When writing reports, it is important to tailor the level of jargon or technical language to the audience’s expertise. For instance, when writing for experts in a particular field, some degree of technical language might be appropriate. However, for a more general audience, strive to use more accessible language.


To further streamline the report writing process, consider using tools and resources such as readability checkers, jargon busters, and style guides to ensure clarity and simplicity. These tools can assist in identifying complex language and suggest alternatives that are easier to understand.

Measuring the effectiveness of simplified reports is crucial to understanding the impact on reader comprehension which may support decision-making. Some methods for assessing the success of simplified reports may include reader feedback surveys, comprehension tests, or monitoring the outcomes of decisions made based on the reports.

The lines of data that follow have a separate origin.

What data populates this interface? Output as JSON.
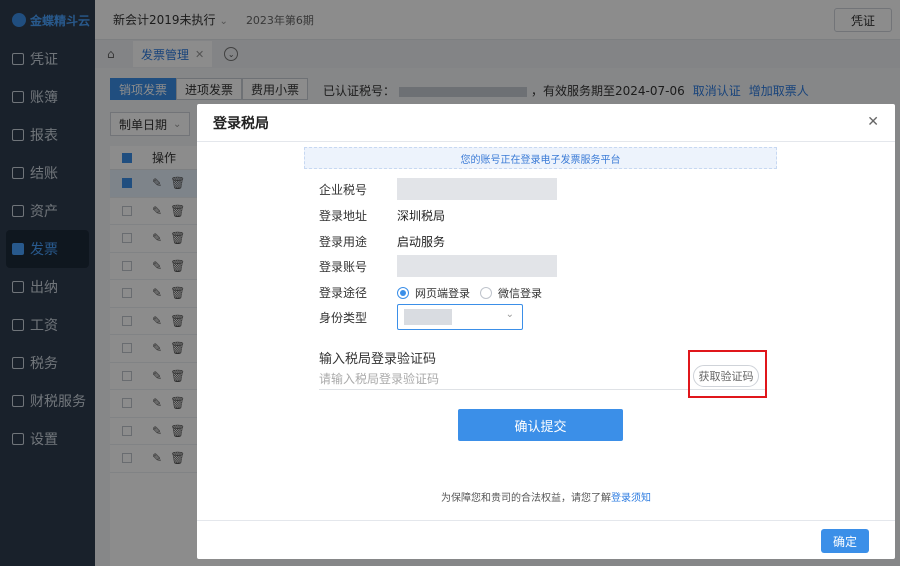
{
  "logo": {
    "text": "金蝶精斗云"
  },
  "sidebar": {
    "items": [
      {
        "label": "凭证",
        "icon": "voucher-icon"
      },
      {
        "label": "账簿",
        "icon": "ledger-icon"
      },
      {
        "label": "报表",
        "icon": "report-icon"
      },
      {
        "label": "结账",
        "icon": "closing-icon"
      },
      {
        "label": "资产",
        "icon": "asset-icon"
      },
      {
        "label": "发票",
        "icon": "invoice-icon",
        "active": true
      },
      {
        "label": "出纳",
        "icon": "cashier-icon"
      },
      {
        "label": "工资",
        "icon": "salary-icon"
      },
      {
        "label": "税务",
        "icon": "tax-icon"
      },
      {
        "label": "财税服务",
        "icon": "finance-service-icon"
      },
      {
        "label": "设置",
        "icon": "settings-icon"
      }
    ]
  },
  "topbar": {
    "account": "新会计2019未执行",
    "period": "2023年第6期",
    "voucher_button": "凭证"
  },
  "tabs": {
    "page_tab": "发票管理"
  },
  "content": {
    "subtabs": [
      "销项发票",
      "进项发票",
      "费用小票"
    ],
    "tax_prefix": "已认证税号：",
    "tax_suffix": "，有效服务期至2024-07-06",
    "cancel_auth": "取消认证",
    "add_ticket_taker": "增加取票人",
    "filter_label": "制单日期",
    "table_header": "操作",
    "row_count": 11
  },
  "modal": {
    "title": "登录税局",
    "banner": "您的账号正在登录电子发票服务平台",
    "fields": {
      "company_tax_label": "企业税号",
      "address_label": "登录地址",
      "address_value": "深圳税局",
      "purpose_label": "登录用途",
      "purpose_value": "启动服务",
      "account_label": "登录账号",
      "method_label": "登录途径",
      "method_web": "网页端登录",
      "method_wechat": "微信登录",
      "identity_label": "身份类型"
    },
    "code_title": "输入税局登录验证码",
    "code_placeholder": "请输入税局登录验证码",
    "get_code_button": "获取验证码",
    "submit_button": "确认提交",
    "notice_prefix": "为保障您和贵司的合法权益，请您了解",
    "notice_link": "登录须知",
    "ok_button": "确定"
  },
  "colors": {
    "primary": "#3b8fe8",
    "sidebar_bg": "#2f3d4f",
    "highlight": "#e0161b"
  }
}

In conclusion, reports play a crucial role in project communication, documenting and conveying vital information to stakeholders such as team members, management, clients, and investors. Detailed analysis of data, trends, and other relevant information in reports helps project managers make informed decisions and improve project performance. By simplifying jargon, providing training, fostering collaboration, and using available tools, project managers can create more effective reports that drive informed decision-making and overall project success.